US judge halts winding down of 2020 count by Census Bureau

Jurisdictions and rights groups accuse the Trump administration of expediting the process to undercount some groups.

Census Bureau
The coronavirus pandemic has thrown the once-decade-count into turmoil [File: LM Otero/AP Photo]

The US Census Bureau must suspend winding down operations, which it has done to expedite the 2020 count of US residents, according to a federal judge’s order. 

US District Judge Lucy Koh in San Jose late on Saturday issued a temporary restraining order against the Census Bureau and the Commerce Department, which oversees the agency. The order stops the Census Bureau from winding down operations until a court hearing is held on September 17.

The Trump administration’s expedited plan aimed to end the once-a-decade headcount of every US resident by the end of September, after the initial timeline was thrown into chaos amid the coronavirus pandemic. 

However, a coalition of cities, counties and civil rights groups have charged that ending the count early would risk officials overlooking minority communities in the census, leading to an inaccurate count.

They say that could be harmful to some communities, as the final census count helps determine how $1.5 trillion in federal funding is distributed and how many congressional seats each state gets in a process known as apportionment.

The parties have demanded the Census Bureau restore a previous plan for finishing the census at the end of October. That date had already been pushed back from the end of July in light of the coronavirus. 

However, the final numbers from the census are legally required to be submitted by December.

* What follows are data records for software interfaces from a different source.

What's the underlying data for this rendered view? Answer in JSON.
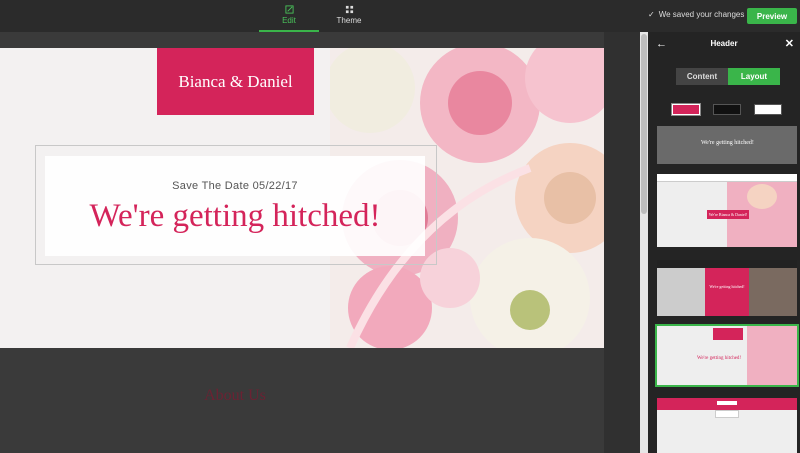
{
  "topbar": {
    "tabs": [
      {
        "label": "Edit",
        "icon": "edit-icon",
        "active": true
      },
      {
        "label": "Theme",
        "icon": "theme-icon",
        "active": false
      }
    ],
    "saved_text": "We saved your changes",
    "preview_label": "Preview"
  },
  "hero": {
    "brand": "Bianca & Daniel",
    "save_the_date": "Save The Date 05/22/17",
    "headline": "We're getting hitched!"
  },
  "section": {
    "about_title": "About Us"
  },
  "panel": {
    "title": "Header",
    "tabs": [
      {
        "label": "Content",
        "active": false
      },
      {
        "label": "Layout",
        "active": true
      }
    ],
    "color_swatches": [
      "#d4245a",
      "#111111",
      "#ffffff"
    ],
    "layouts": [
      {
        "text": "We're getting hitched!"
      },
      {
        "text": "We're Bianca & Daniel!"
      },
      {
        "text": "We're getting hitched!"
      },
      {
        "text": "We're getting hitched!"
      }
    ]
  },
  "colors": {
    "accent": "#d4245a",
    "green": "#3ab54a"
  }
}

While the Census Bureau asked Congress for that deadline to be pushed back to next spring, the Republican-controlled Senate has not taken up the request.

The lawsuit further contends the Census Bureau changed the schedule to accommodate a directive by Trump to exclude undocumented residents of the country from the numbers used in redrawing congressional districts.

‘Attempted short-circuiting’

More than a half dozen other lawsuits have been filed in tandem across the country, challenging Trump’s memorandum as unconstitutional and an attempt to limit the power of Hispanics and immigrants of colour during the important apportionment of congressional seats and funding

“The court rightfully recognised the Trump administration’s attempted short-circuiting of our nation’s census as an imminent threat to the completion of a fair and accurate process,” Kristen Clarke, president and executive director of the Lawyers’ Committee for Civil Rights Under Law, one of the groups that brought the San Jose lawsuit, told The Associated Press news agency. 

In her order, Koh wrote that previous court cases had concluded that it is in the public interest that Congress be fairly apportioned and that the federal funds be distributed using an accurate census.

“Thus, the balance of the hardships and public interest tip sharply in Plaintiffs’ favour,” Koh said.

In a message emailed to regional offices and headquarters late on Saturday, the Census Bureau said the statistical agency and the Commerce Department “are obligated to comply with the Court’s Order and are taking immediate steps to do so”. Further guidance would be provided later, the bureau said.

However, a top Census Bureau official said in court papers filed late on Friday that the bureau would not be able to meet its deadline to turn in apportionment numbers at the end of December if the headcount were extended an extra month. 

Associate director Al Fontenot said it would be difficult to bring back census takers who had been laid off if the bureau was forced to go back to the plan that has the headcount ending in October, and that the current crop of census takers had been much more efficient than in past decades, allowing the count to end on the faster timetable.

As of Saturday, more than 86 percent of households have been counted. More than 65 percent of households were counted from self-responses online, by mail or by telephone, and 21 percent of households were counted by census takers who went to households that had not yet answered the questionnaire.

Source: News Agencies